BT sent details of some of its customers in an unencrypted Excel spreadsheet via email to ACS:Law, the ISP admitted on Tuesday.
In a thread on BT's support forums, customers of the ISP questioned a company moderator on the issue of ACS:Law's leaked emails, which included the personal details of thousands of people accused of unlawfully sharing pornography and other media online. The moderator responded that BT had indeed sent such details to ACS:Law unencrypted, but did not say for sure whether those details had been leaked.
"In answer to the question above about whether we sent out customer details in unencrypted files, I can confirm that this did happen but has no bearing on the current situation," 'NigelE' wrote. "We are investigating how this occurred as we have robust systems for managing data."
"We have already ensured that this will not happen again. In this circumstance our legal department sent data to a firm of solicitors (ACS:Law) which reached them safely and we trusted that they would keep the data safe. At a later date, due to an attack on the systems of the law firm, data was leaked, which was outside of our control. At this time we do not believe any of BT's customers details have been compromised by this leak, although we are continuing to pressure ACS:Law for confirmation of this."
NigelE also noted that, while BT was obligated by a court order to send the details to ACS:Law, the ISP was now reviewing its policy in this regard.
"Our first concern is with our customers but we have been obliged to respond to court orders requiring that we disclose customer data," he wrote. "However, there is increasing evidence that there are deep concerns regarding the integrity of the process being used by rights holders to obtain customer data from ISPs for pursuing alleged copyright infringements."
"We need to have further confidence that the initial information gathered by rights holders is robust and that our customers will not be treated unfairly. We are urgently exploring how this can be assured, including through the assistance of the courts."
Members of the forum subsequently pointed out that BT might be in breach of the Data Protection Act for sending the details unencrypted. The Information Commissioner's Office told ZDNet UK on Wednesday that it was looking into the matter as part of its enquiries around the ACS:Law breach.
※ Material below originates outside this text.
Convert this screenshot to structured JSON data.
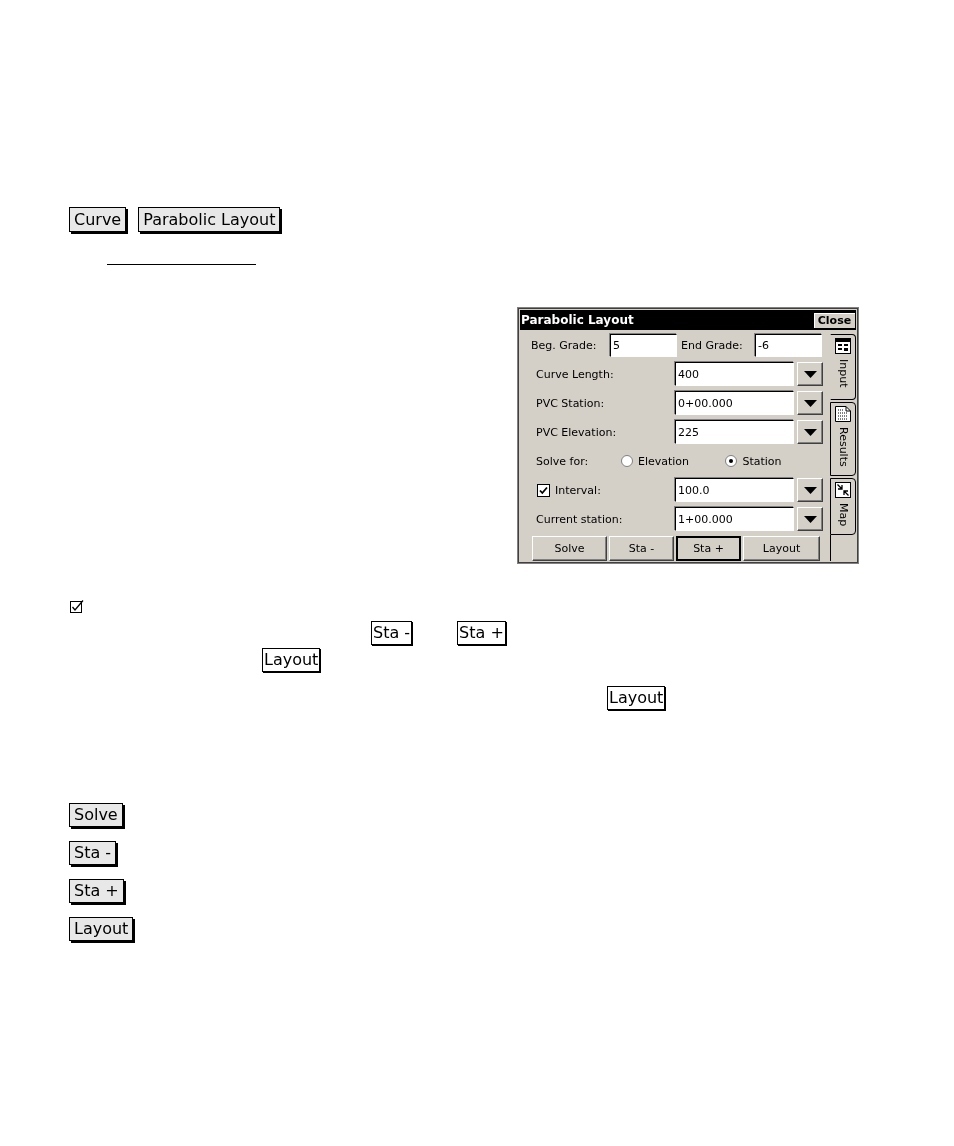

Rivals such TalkTalk and Virgin Media have not agreed to disclose such information to ACS:Law, which acts on behalf of rights holders and tells suspected infringers that they have to pay hundreds of pounds or face court action. Despite thousands of such letters being sent out, not a single case appears to have gone to court.